    £35000 - £45000 per annum: Recruitment Genius: This is a unique opportunity to...

    Recruitment Genius: Trainee Manager - Production

    Negotiable: Recruitment Genius: Trainee Managers are required to join the UK's...

    Recruitment Genius: Telesales Manager

    £25000 - £35000 per annum: Recruitment Genius: You will maximise the effective...

    SThree: Trainee Recruitment Consultant

    £20000 - £25000 per annum + uncapped commission : SThree: Hello! I know most ...

    Day In a Page

    The saffron censorship that governs India: Why national pride and religious sentiment trump freedom of expression

    The saffron censorship that governs India

    Zareer Masani reveals why national pride and religious sentiment trump freedom of expression
    Prince Charles' 'black spider' letters to be published 'within weeks'

    Prince Charles' 'black spider' letters to be published 'within weeks'

    Supreme Court rules Dominic Grieve's ministerial veto was invalid
    Distressed Zayn Malik fans are cutting themselves - how did fandom get so dark?

    How did fandom get so dark?

    Grief over Zayn Malik's exit from One Direction seemed amusing until stories of mass 'cutting' emerged. Experts tell Gillian Orr the distress is real, and the girls need support
    The galaxy collisions that shed light on unseen parallel Universe

    The cosmic collisions that have shed light on unseen parallel Universe

    Dark matter study gives scientists insight into mystery of space
    The Swedes are adding a gender-neutral pronoun to their dictionary

    Swedes introduce gender-neutral pronoun

    Why, asks Simon Usborne, must English still struggle awkwardly with the likes of 's/he' and 'they'?
    Disney's mega money-making formula: 'Human' remakes of cartoon classics are part of a lucrative, long-term creative plan

    Disney's mega money-making formula

    'Human' remakes of cartoon classics are part of a lucrative, long-term creative plan
    Lobster has gone mainstream with supermarket bargains for £10 or less - but is it any good?

    Lobster has gone mainstream

    Anthea Gerrie, raised on meaty specimens from the waters around Maine, reveals how to cook up an affordable feast
    Easter 2015: 14 best decorations

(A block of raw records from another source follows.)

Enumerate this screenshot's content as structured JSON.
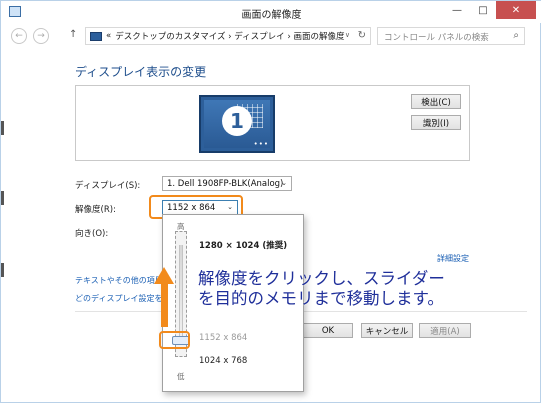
{
  "window": {
    "title": "画面の解像度",
    "minimize_glyph": "—",
    "maximize_glyph": "□",
    "close_glyph": "✕"
  },
  "nav": {
    "back_glyph": "←",
    "forward_glyph": "→",
    "up_glyph": "↑",
    "address_prefix": "«",
    "breadcrumb": "デスクトップのカスタマイズ › ディスプレイ › 画面の解像度",
    "address_dropdown_glyph": "∨",
    "refresh_glyph": "↻",
    "search_placeholder": "コントロール パネルの検索",
    "search_glyph": "⌕"
  },
  "main": {
    "heading": "ディスプレイ表示の変更",
    "monitor_number": "1",
    "monitor_dots": "•••",
    "detect_button": "検出(C)",
    "identify_button": "識別(I)",
    "display_label": "ディスプレイ(S):",
    "display_value": "1. Dell 1908FP-BLK(Analog)",
    "resolution_label": "解像度(R):",
    "resolution_value": "1152 x 864",
    "orientation_label": "向き(O):",
    "advanced_link": "詳細設定",
    "link1": "テキストやその他の項目",
    "link2": "どのディスプレイ設定を選",
    "ok_button": "OK",
    "cancel_button": "キャンセル",
    "apply_button": "適用(A)",
    "combo_arrow_glyph": "⌄"
  },
  "resolution_dropdown": {
    "high_label": "高",
    "low_label": "低",
    "option_top": "1280 × 1024 (推奨)",
    "option_mid": "1152 x 864",
    "option_bottom": "1024 x 768",
    "slider_level_fraction": 0.2
  },
  "annotation": {
    "line1": "解像度をクリックし、スライダー",
    "line2": "を目的のメモリまで移動します。",
    "color": "#f28a1b"
  }
}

    14 best Easter decorations

    Get into the Easter spirit with our pick of accessories, ornaments and tableware
    Paul Scholes column: Gareth Bale would be a perfect fit at Manchester United and could turn them into serious title contenders next season

    Paul Scholes column

    Gareth Bale would be a perfect fit at Manchester United and could turn them into serious title contenders next season
    Inside the Kansas greenhouses where Monsanto is 'playing God' with the future of the planet

    The future of GM

    The greenhouses where Monsanto 'plays God' with the future of the planet
    Britain's mild winters could be numbered: why global warming is leaving UK chillier

    Britain's mild winters could be numbered

    Gulf Stream is slowing down faster than ever, scientists say
    Government gives £250,000 to Independent appeal

    Government gives £250,000 to Independent appeal

    Donation brings total raised by Homeless Veterans campaign to at least £1.25m
    Oh dear, the most borrowed book at Bank of England library doesn't inspire confidence

    The most borrowed book at Bank of England library? Oh dear

    The book's fifth edition is used for Edexcel exams
    Cowslips vs honeysuckle: The hunt for the UK’s favourite wildflower

    Cowslips vs honeysuckle

    It's the hunt for UK’s favourite wildflower
    Child abuse scandal: Did a botched blackmail attempt by South African intelligence help Cyril Smith escape justice?

    Did a botched blackmail attempt help Cyril Smith escape justice?

    A fresh twist reveals the Liberal MP was targeted by the notorious South African intelligence agency Boss